Cape Town - Woolworths has closed down its Facebook wall after commentators, aggrieved at the company’s employment equity policy, posted “vitriol” on the page.
Earlier this week, trade union Solidarity started a campaign to get the company to retract job advertisements it believed discriminated against white people.
Deputy general secretary Dirk Hermann said Solidarity’s campaign: “Woolworse: Making a differentiation”, would be driven by social media and include protest messages to Woolworths chief executive officer Ian Moir.
On Thurday, the retailer said it had disabled its Facebook wall because some of the comments amounted to hate speech.

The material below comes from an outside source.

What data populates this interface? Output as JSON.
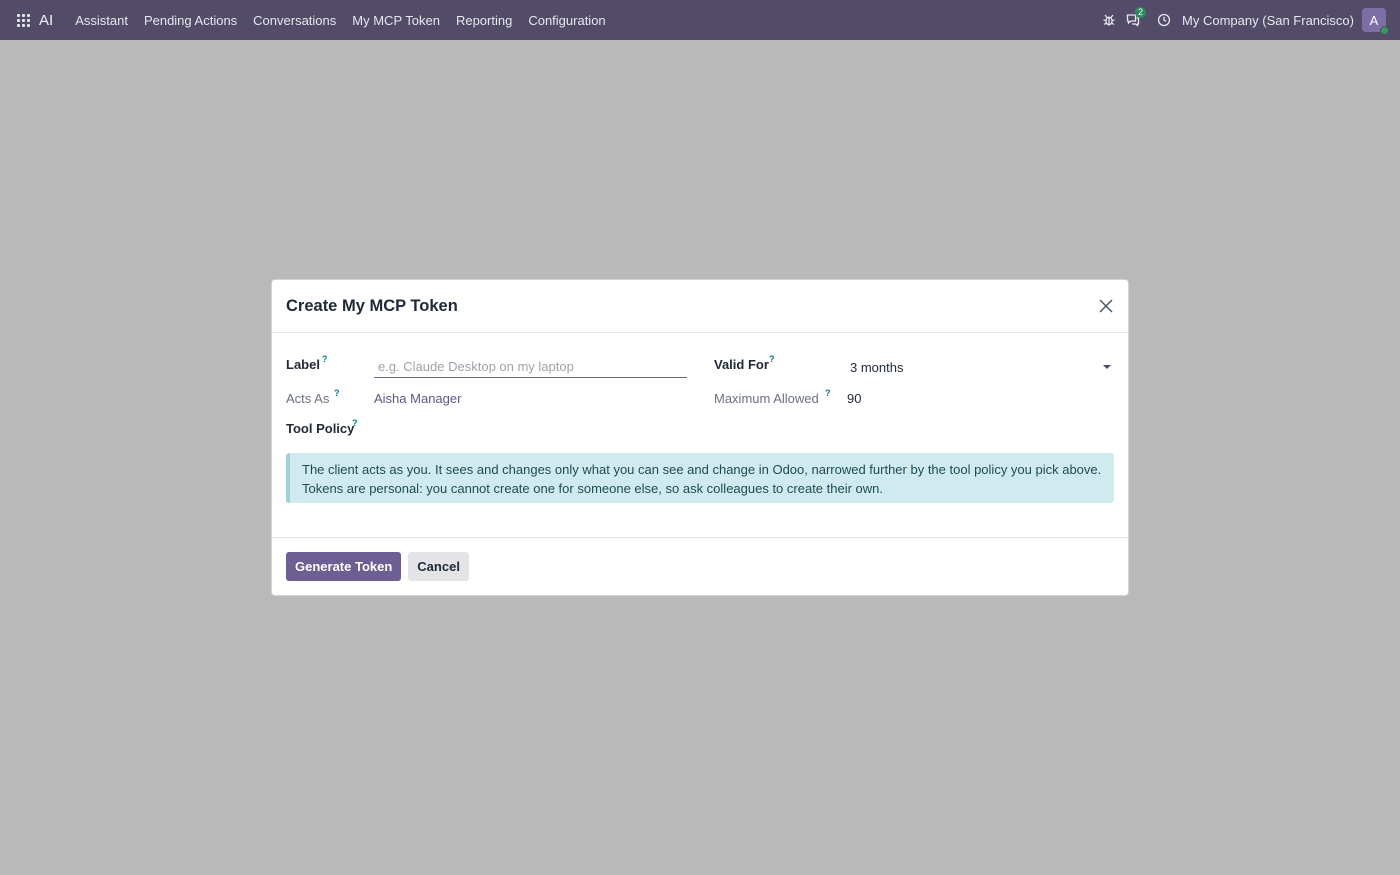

“Disabling our wall was not a decision we took lightly and not one we’re particularly happy about. But when your page becomes little more than a platform for a well-orchestrated campaign of hate speech, we owe it to our customers not to subject them to such vitriol in our own house.
“We have, in a variety of channels, repeatedly refuted the claims being made against us.
“We have also allowed thousands of comments on our Facebook page, debating the pros and cons of Employment Equity as a national debate`acc… deleting only overt hate speech and comments inciting violence.
“However… many, many customers have asked us to stop hosting this vitriol. We will re-open our page as soon as we think we can resume reasonable discussion,” Woolworths said.
In an e-mail message to customers on Thursday, Moir said it was not true that Woolworths did not employ white people.
“Woolworths DOES employ white people. We employ women and men of all races – white, black, coloured, Indian, as well as people with disabilities, and will continue to do so.
“We’re a passionately South African company, so diversity is important to us. So is offering fair career opportunities. There are some areas of our business where certain groups are seriously under-represented.
“These are the positions where we actively look for qualified candidates from specific groups.”